All the presentations are available on the project’s website at the following address:
http://elibama.wordpress.com/stakeholders-conference/

• Participation in external conferences and events
Personal contacts and presentations through attendance at relevant workshops, trade shows, technical fairs and other conferences are ranking top of the list of most popular channels used for the dissemination of project results.
ELIBAMA has catched all the opportunities to attend this kind of events by presenting the project, organizing a booth or simply exposing a poster.
The ELIBAMA project activities have for example been highlighted during last EUCAR Reception and Conference.

• White paper
At the end of the project, the ELIBAMA partners have written and made available a white paper on battery manufacturing processes.
This document is the opportunity to make engineers and research students from Europe discover some of the innovative manufacturing processes technologies developed through the ELIBAMA project.
The white paper has been widely dispatched and is available on the project’s website:
http://elibama.wordpress.com/electrodes-and-cells-manufacturing-white-paper/

• Workshops
Cross sharing information between the different projects dealing with BEV batteries is a continuous preoccupation of the ELIBAMA project.
During the course of the project, productive exchanges took place with the eLCAr and the GREENLION teams.
List of Websites:
The ELIBAMA public website contains all the useful information regarding the project.
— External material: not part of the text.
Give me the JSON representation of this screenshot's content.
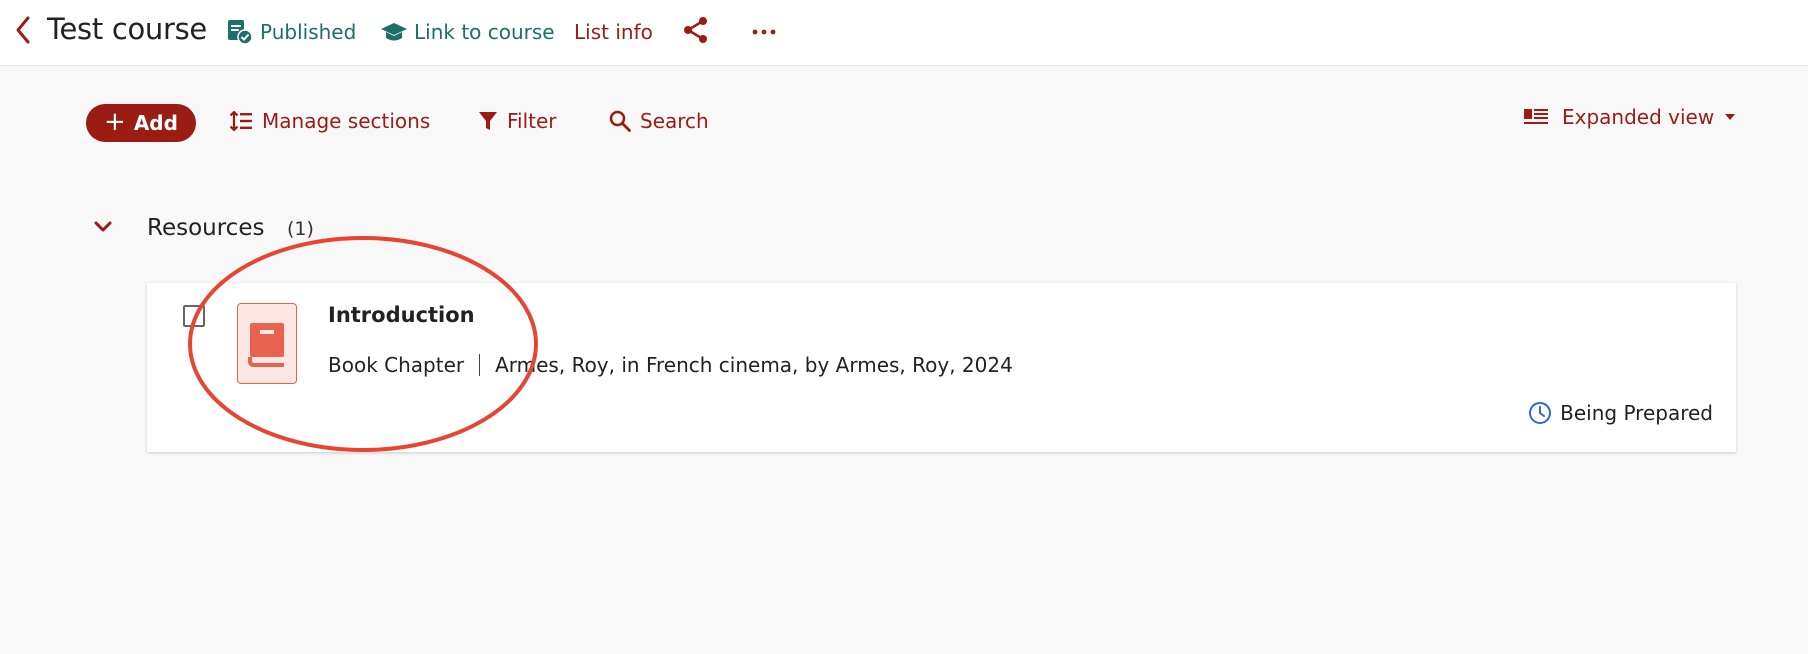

It can be accessed at the following address:

http://elibama.wordpress.com/

It especially hosts the Stakeholders Conference presentations and the full Electrodes and cells’ manufacturing White Paper issued by the project
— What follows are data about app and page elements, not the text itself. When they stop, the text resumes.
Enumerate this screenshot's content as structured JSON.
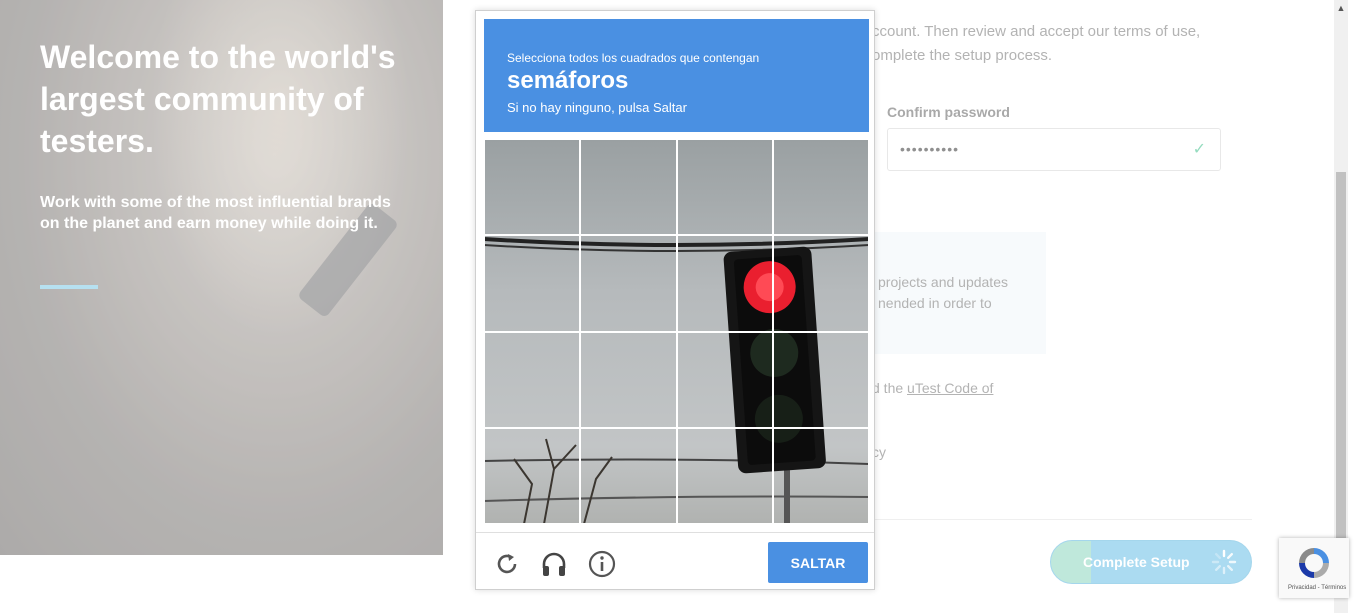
{
  "hero": {
    "heading": "Welcome to the world's largest community of testers.",
    "subtext": "Work with some of the most influential brands on the planet and earn money while doing it."
  },
  "form": {
    "intro_line1": "ccount. Then review and accept our terms of use,",
    "intro_line2": "omplete the setup process.",
    "confirm_password_label": "Confirm password",
    "confirm_password_value": "••••••••••",
    "info_line1": "projects and updates",
    "info_line2": "nended in order to",
    "code_prefix": "d the ",
    "code_link": "uTest Code of",
    "policy_fragment": "cy",
    "complete_button": "Complete Setup"
  },
  "captcha": {
    "instruction": "Selecciona todos los cuadrados que contengan",
    "target": "semáforos",
    "skip_note": "Si no hay ninguno, pulsa Saltar",
    "skip_button": "SALTAR",
    "grid_size": 4,
    "colors": {
      "accent": "#4a90e2",
      "light": "#ea4335"
    }
  },
  "badge": {
    "terms": "Privacidad - Términos"
  }
}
The consortium partners can also be directly contacted using the below information.


RENAULT (Coordinator - WP7 and WP8 leader)

Jérôme PEYRARD
T : +33 1 76 85 17 26
M : +33 6 19 20 05 22
jerome.peyrard@renault.com
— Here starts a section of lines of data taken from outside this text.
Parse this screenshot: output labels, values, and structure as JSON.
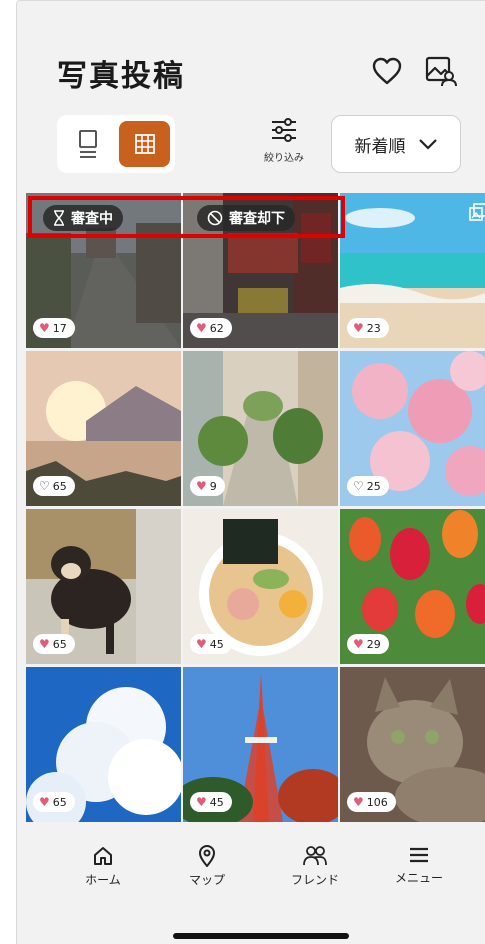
{
  "header": {
    "title": "写真投稿"
  },
  "toolbar": {
    "filter_label": "絞り込み",
    "sort_selected": "新着順"
  },
  "colors": {
    "accent": "#c8601e",
    "like": "#e25c7a",
    "highlight": "#e00000"
  },
  "photos": [
    {
      "subject": "street",
      "likes": "17",
      "liked": true,
      "status": "審査中",
      "status_icon": "hourglass-icon"
    },
    {
      "subject": "city-signs",
      "likes": "62",
      "liked": true,
      "status": "審査却下",
      "status_icon": "prohibited-icon"
    },
    {
      "subject": "beach",
      "likes": "23",
      "liked": true,
      "multi": true
    },
    {
      "subject": "lake-sunset",
      "likes": "65",
      "liked": false
    },
    {
      "subject": "alley",
      "likes": "9",
      "liked": true
    },
    {
      "subject": "cherry-blossom",
      "likes": "25",
      "liked": false
    },
    {
      "subject": "shiba-dog",
      "likes": "65",
      "liked": true
    },
    {
      "subject": "ramen",
      "likes": "45",
      "liked": true
    },
    {
      "subject": "tulips",
      "likes": "29",
      "liked": true
    },
    {
      "subject": "clouds",
      "likes": "65",
      "liked": true
    },
    {
      "subject": "tokyo-tower",
      "likes": "45",
      "liked": true
    },
    {
      "subject": "cat",
      "likes": "106",
      "liked": true
    }
  ],
  "nav": {
    "home": "ホーム",
    "map": "マップ",
    "friends": "フレンド",
    "menu": "メニュー"
  }
}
CEA (WP6 leader)

Richard LAUCOURNET
T : +33 4 38 78 11 78
richard.laucournet@cea.fr


DAIMLER AG (WP2 leader)

Stephan HEID
T : +49 711 17 26567
M : 49 160 863 6889
stephan.heid@daimler.com


ENTEGRIS S.A.S.

Cristelle HERRIOT
T : +33 476 35 73 67
M :+33 685 91 88 15
cristelle_herriot@entegris.com


EURO DIEUZE Industrie S.A.S. (Veolia Group)

Elise SENECHAL
T : +33 3 87 86 81 77
esenechal@sarpindustries.fr


FRAUNHOFER - IPA. (WP1 leader)

Markus CUDAZZO
T : +49 711 970 1761
markus.cudazzo@ipa.fraunhofer.de


INGECAL Manufacturer S.A.

Didier PERRONCEL
T : +33 4 72 97 01 30
M : +33 6 12 32 27 48
didier.perroncel@orange.fr


IN-CORE Systèmes S.A.R.L.

Christoph BAY
T : +33 4 69 84 16 60
cbay@incore-systemes.fr


KROENERT GmbH & Co KG

Andrea GLAWE
T. +49 40 853 93 660
M. +49 173 2633272
andrea.glawe@kroenert.de


PE INTERNATIONAL AG (WP5 leader)

Margarida GAMA
T : +49 711 341817 471
M.Gama@pe-international.com


PRAYON S.A

Tomizio GUIDI
T : +32 4 273 93 73
M : +32 499 98 74 46
TGuidi@prayon.be


RHODIA (Solvay Group)

François METZ
T : +33 4 72 89 67 99
francois.metz@solvay.com


SAFT S.A.S (WP4 leader)

Julien BREGER
T : +33 5 57 10 68 99
Julien.Breger@saftbatteries.com


S.N.A.M. S.A.

Gilles GARIN
T : +33 5 65 43 77 31
M : +33 6 89 08 44 77
gilles.garin@snam.com


SOLVAY Specialty Polymers Italy

Riccardo PIERI
T : +39 02 3835 6205
M: +39 340 3840 345
riccardo.pieri@solvay.com


UMICORE N.V.

Begum YAZICIOGLU
T : +32 3 821 72 30
begum.yazicioglu@umicore.com


UNIVERSITY OF NEWCASTLE (WP3 leader)

Matthew ARMSTRONG
T : +44 191 222 5203
matthew.armstrong@ncl.ac.uk